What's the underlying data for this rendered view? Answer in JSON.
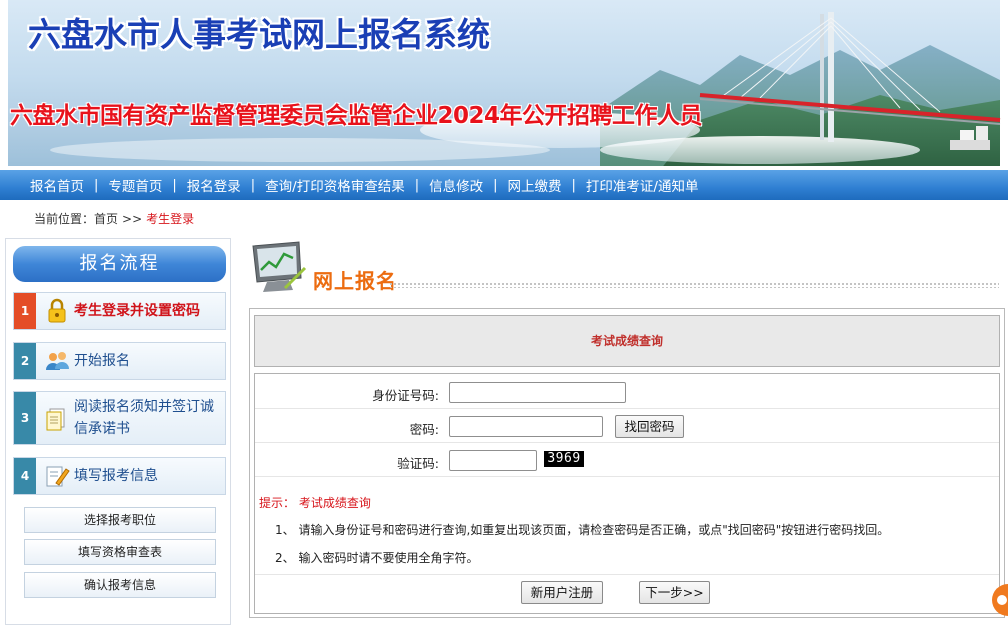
{
  "banner": {
    "title": "六盘水市人事考试网上报名系统",
    "subtitle": "六盘水市国有资产监督管理委员会监管企业2024年公开招聘工作人员"
  },
  "nav": {
    "items": [
      {
        "label": "报名首页"
      },
      {
        "label": "专题首页"
      },
      {
        "label": "报名登录"
      },
      {
        "label": "查询/打印资格审查结果"
      },
      {
        "label": "信息修改"
      },
      {
        "label": "网上缴费"
      },
      {
        "label": "打印准考证/通知单"
      }
    ],
    "separator": "|"
  },
  "breadcrumb": {
    "prefix": "当前位置：",
    "home": "首页",
    "arrow": ">>",
    "current": "考生登录"
  },
  "sidebar": {
    "title": "报名流程",
    "steps": [
      {
        "num": "1",
        "label": "考生登录并设置密码",
        "icon": "lock-icon",
        "active": true
      },
      {
        "num": "2",
        "label": "开始报名",
        "icon": "users-icon",
        "active": false
      },
      {
        "num": "3",
        "label": "阅读报名须知并签订诚信承诺书",
        "icon": "documents-icon",
        "active": false
      },
      {
        "num": "4",
        "label": "填写报考信息",
        "icon": "edit-icon",
        "active": false
      }
    ],
    "sub_items": [
      {
        "label": "选择报考职位"
      },
      {
        "label": "填写资格审查表"
      },
      {
        "label": "确认报考信息"
      }
    ]
  },
  "main": {
    "heading": "网上报名",
    "query_title": "考试成绩查询",
    "form": {
      "id_label": "身份证号码:",
      "id_value": "",
      "password_label": "密码:",
      "password_value": "",
      "find_password_button": "找回密码",
      "captcha_label": "验证码:",
      "captcha_value": "",
      "captcha_code": "3969"
    },
    "tips": {
      "title": "提示：  考试成绩查询",
      "lines": [
        "1、 请输入身份证号和密码进行查询,如重复出现该页面，请检查密码是否正确，或点\"找回密码\"按钮进行密码找回。",
        "2、 输入密码时请不要使用全角字符。"
      ]
    },
    "register_button": "新用户注册",
    "next_button": "下一步>>"
  },
  "colors": {
    "nav_blue": "#2f7fd2",
    "title_blue": "#1a3fb5",
    "subtitle_red": "#e8121b",
    "heading_orange": "#ec6c10",
    "active_red": "#d0141b",
    "step_num_teal": "#3889a8",
    "step_num_active": "#e44d27"
  }
}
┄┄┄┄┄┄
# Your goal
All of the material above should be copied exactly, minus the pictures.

# Result for this exercise
What's the underlying data for this rendered view? Answer in JSON.
{
  "banner": {
    "title": "六盘水市人事考试网上报名系统",
    "subtitle": "六盘水市国有资产监督管理委员会监管企业2024年公开招聘工作人员"
  },
  "nav": {
    "items": [
      {
        "label": "报名首页"
      },
      {
        "label": "专题首页"
      },
      {
        "label": "报名登录"
      },
      {
        "label": "查询/打印资格审查结果"
      },
      {
        "label": "信息修改"
      },
      {
        "label": "网上缴费"
      },
      {
        "label": "打印准考证/通知单"
      }
    ],
    "separator": "|"
  },
  "breadcrumb": {
    "prefix": "当前位置：",
    "home": "首页",
    "arrow": ">>",
    "current": "考生登录"
  },
  "sidebar": {
    "title": "报名流程",
    "steps": [
      {
        "num": "1",
        "label": "考生登录并设置密码",
        "icon": "lock-icon",
        "active": true
      },
      {
        "num": "2",
        "label": "开始报名",
        "icon": "users-icon",
        "active": false
      },
      {
        "num": "3",
        "label": "阅读报名须知并签订诚信承诺书",
        "icon": "documents-icon",
        "active": false
      },
      {
        "num": "4",
        "label": "填写报考信息",
        "icon": "edit-icon",
        "active": false
      }
    ],
    "sub_items": [
      {
        "label": "选择报考职位"
      },
      {
        "label": "填写资格审查表"
      },
      {
        "label": "确认报考信息"
      }
    ]
  },
  "main": {
    "heading": "网上报名",
    "query_title": "考试成绩查询",
    "form": {
      "id_label": "身份证号码:",
      "id_value": "",
      "password_label": "密码:",
      "password_value": "",
      "find_password_button": "找回密码",
      "captcha_label": "验证码:",
      "captcha_value": "",
      "captcha_code": "3969"
    },
    "tips": {
      "title": "提示：  考试成绩查询",
      "lines": [
        "1、 请输入身份证号和密码进行查询,如重复出现该页面，请检查密码是否正确，或点\"找回密码\"按钮进行密码找回。",
        "2、 输入密码时请不要使用全角字符。"
      ]
    },
    "register_button": "新用户注册",
    "next_button": "下一步>>"
  },
  "colors": {
    "nav_blue": "#2f7fd2",
    "title_blue": "#1a3fb5",
    "subtitle_red": "#e8121b",
    "heading_orange": "#ec6c10",
    "active_red": "#d0141b",
    "step_num_teal": "#3889a8",
    "step_num_active": "#e44d27"
  }
}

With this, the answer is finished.